Please help me understand how the builtin os.path.join() function works. For example:
import os print os.path.join('cat','dog') # 'cat/dog' no surprise here print os.path.join('cat','dog').join('fish') # 'fcat/dogicat/dogscat/dogh'
On Mac (and i guess linux too) os.name is an alias for posixpath. So looking into the posixpath.py module, the join() function looks like this:
def join(a, *p): """Join two or more pathname components, inserting '/' as needed. If any component is an absolute path, all previous path components will be discarded. An empty last part will result in a path that ends with a separator.""" path = a for b in p: if b.startswith('/'): path = b elif path == '' or path.endswith('/'): path += b else: path += '/' + b return path

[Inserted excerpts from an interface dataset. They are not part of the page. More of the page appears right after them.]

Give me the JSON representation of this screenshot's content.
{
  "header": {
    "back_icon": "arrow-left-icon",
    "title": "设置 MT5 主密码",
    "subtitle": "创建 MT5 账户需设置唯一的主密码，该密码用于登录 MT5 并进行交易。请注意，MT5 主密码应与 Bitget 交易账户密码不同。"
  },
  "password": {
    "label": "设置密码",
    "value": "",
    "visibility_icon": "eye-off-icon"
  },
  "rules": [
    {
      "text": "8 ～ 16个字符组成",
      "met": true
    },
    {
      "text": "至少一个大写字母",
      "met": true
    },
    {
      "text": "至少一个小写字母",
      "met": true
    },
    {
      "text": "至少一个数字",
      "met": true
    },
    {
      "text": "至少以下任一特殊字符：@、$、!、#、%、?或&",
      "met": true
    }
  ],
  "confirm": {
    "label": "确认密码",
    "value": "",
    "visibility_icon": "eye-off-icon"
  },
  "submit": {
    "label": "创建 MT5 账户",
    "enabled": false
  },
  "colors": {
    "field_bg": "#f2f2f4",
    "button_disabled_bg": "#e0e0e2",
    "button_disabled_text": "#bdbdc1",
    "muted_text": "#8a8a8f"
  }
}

So join() returns a string. Why does os.path.join(‘something’).join(‘something else’) even work? Shouldn’t it raise something like ‘str’ object has no attribute ‘join’? I mean if I copy the function some other place and call it like renamed_join(‘foo’,’bar’) it works as expected but if i do renamed_join(‘foo’,’bar’).renamed_join(‘foobar’) will raise an AttributeError as expected. Hopefully this is not a very stupid question. It struck me just when I thought I was starting to understand python…
How to solve this problem?
Solution no. 1:
You can’t chain
os.path.join like that.
os.path.join returns a string; calling the
join method of that calls the regular string
join method, which is entirely unrelated.
Solution no. 2:
join call is not
os.path.join, it is
str.join. What this one does is that it joins the argument (as an iterable, meaning it can be seen as
f, i, s, h) with self as the separator (in your case,
So basically, is puts
cat/dog between every letter of
str has a join attribute.